[Interface dataset entries]
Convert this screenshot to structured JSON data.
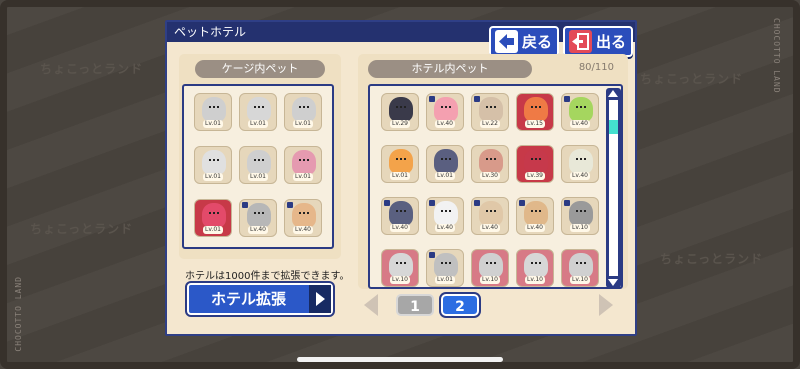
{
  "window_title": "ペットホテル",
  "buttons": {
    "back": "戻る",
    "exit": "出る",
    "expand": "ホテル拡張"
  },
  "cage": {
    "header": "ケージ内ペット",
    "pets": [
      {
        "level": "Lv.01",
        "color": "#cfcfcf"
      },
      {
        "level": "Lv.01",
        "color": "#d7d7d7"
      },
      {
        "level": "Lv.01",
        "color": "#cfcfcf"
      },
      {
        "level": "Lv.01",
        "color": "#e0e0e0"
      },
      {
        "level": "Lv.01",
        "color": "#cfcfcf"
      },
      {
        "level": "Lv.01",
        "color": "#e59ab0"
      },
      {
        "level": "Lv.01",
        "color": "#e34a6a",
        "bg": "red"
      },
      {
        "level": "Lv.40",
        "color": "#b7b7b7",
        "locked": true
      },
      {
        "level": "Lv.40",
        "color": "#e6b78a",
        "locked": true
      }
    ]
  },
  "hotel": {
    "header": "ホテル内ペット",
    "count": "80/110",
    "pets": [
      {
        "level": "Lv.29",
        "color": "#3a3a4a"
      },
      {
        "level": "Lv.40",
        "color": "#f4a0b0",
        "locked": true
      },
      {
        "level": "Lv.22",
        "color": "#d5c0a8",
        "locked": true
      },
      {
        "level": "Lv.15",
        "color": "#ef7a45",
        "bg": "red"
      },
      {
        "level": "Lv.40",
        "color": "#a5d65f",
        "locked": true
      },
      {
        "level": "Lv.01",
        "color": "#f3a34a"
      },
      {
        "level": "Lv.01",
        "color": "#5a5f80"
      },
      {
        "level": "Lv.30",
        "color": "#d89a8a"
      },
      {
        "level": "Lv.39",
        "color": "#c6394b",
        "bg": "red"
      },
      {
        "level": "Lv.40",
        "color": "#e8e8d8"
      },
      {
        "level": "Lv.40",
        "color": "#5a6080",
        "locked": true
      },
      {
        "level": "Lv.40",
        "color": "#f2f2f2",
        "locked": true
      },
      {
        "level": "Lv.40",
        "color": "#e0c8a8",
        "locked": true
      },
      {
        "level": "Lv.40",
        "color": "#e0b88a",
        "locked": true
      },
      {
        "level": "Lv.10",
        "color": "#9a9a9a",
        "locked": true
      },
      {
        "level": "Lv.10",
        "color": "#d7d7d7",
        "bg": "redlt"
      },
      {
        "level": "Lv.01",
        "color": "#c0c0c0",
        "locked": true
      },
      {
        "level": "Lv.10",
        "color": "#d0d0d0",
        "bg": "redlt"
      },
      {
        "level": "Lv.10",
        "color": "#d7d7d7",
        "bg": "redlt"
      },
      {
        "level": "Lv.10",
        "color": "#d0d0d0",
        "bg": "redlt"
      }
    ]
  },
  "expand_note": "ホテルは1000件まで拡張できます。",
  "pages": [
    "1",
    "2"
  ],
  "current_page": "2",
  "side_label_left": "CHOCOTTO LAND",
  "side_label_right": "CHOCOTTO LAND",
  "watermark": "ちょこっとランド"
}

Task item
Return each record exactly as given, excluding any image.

Result
Convert this screenshot to structured JSON data.
{
  "window_title": "ペットホテル",
  "buttons": {
    "back": "戻る",
    "exit": "出る",
    "expand": "ホテル拡張"
  },
  "cage": {
    "header": "ケージ内ペット",
    "pets": [
      {
        "level": "Lv.01",
        "color": "#cfcfcf"
      },
      {
        "level": "Lv.01",
        "color": "#d7d7d7"
      },
      {
        "level": "Lv.01",
        "color": "#cfcfcf"
      },
      {
        "level": "Lv.01",
        "color": "#e0e0e0"
      },
      {
        "level": "Lv.01",
        "color": "#cfcfcf"
      },
      {
        "level": "Lv.01",
        "color": "#e59ab0"
      },
      {
        "level": "Lv.01",
        "color": "#e34a6a",
        "bg": "red"
      },
      {
        "level": "Lv.40",
        "color": "#b7b7b7",
        "locked": true
      },
      {
        "level": "Lv.40",
        "color": "#e6b78a",
        "locked": true
      }
    ]
  },
  "hotel": {
    "header": "ホテル内ペット",
    "count": "80/110",
    "pets": [
      {
        "level": "Lv.29",
        "color": "#3a3a4a"
      },
      {
        "level": "Lv.40",
        "color": "#f4a0b0",
        "locked": true
      },
      {
        "level": "Lv.22",
        "color": "#d5c0a8",
        "locked": true
      },
      {
        "level": "Lv.15",
        "color": "#ef7a45",
        "bg": "red"
      },
      {
        "level": "Lv.40",
        "color": "#a5d65f",
        "locked": true
      },
      {
        "level": "Lv.01",
        "color": "#f3a34a"
      },
      {
        "level": "Lv.01",
        "color": "#5a5f80"
      },
      {
        "level": "Lv.30",
        "color": "#d89a8a"
      },
      {
        "level": "Lv.39",
        "color": "#c6394b",
        "bg": "red"
      },
      {
        "level": "Lv.40",
        "color": "#e8e8d8"
      },
      {
        "level": "Lv.40",
        "color": "#5a6080",
        "locked": true
      },
      {
        "level": "Lv.40",
        "color": "#f2f2f2",
        "locked": true
      },
      {
        "level": "Lv.40",
        "color": "#e0c8a8",
        "locked": true
      },
      {
        "level": "Lv.40",
        "color": "#e0b88a",
        "locked": true
      },
      {
        "level": "Lv.10",
        "color": "#9a9a9a",
        "locked": true
      },
      {
        "level": "Lv.10",
        "color": "#d7d7d7",
        "bg": "redlt"
      },
      {
        "level": "Lv.01",
        "color": "#c0c0c0",
        "locked": true
      },
      {
        "level": "Lv.10",
        "color": "#d0d0d0",
        "bg": "redlt"
      },
      {
        "level": "Lv.10",
        "color": "#d7d7d7",
        "bg": "redlt"
      },
      {
        "level": "Lv.10",
        "color": "#d0d0d0",
        "bg": "redlt"
      }
    ]
  },
  "expand_note": "ホテルは1000件まで拡張できます。",
  "pages": [
    "1",
    "2"
  ],
  "current_page": "2",
  "side_label_left": "CHOCOTTO LAND",
  "side_label_right": "CHOCOTTO LAND",
  "watermark": "ちょこっとランド"
}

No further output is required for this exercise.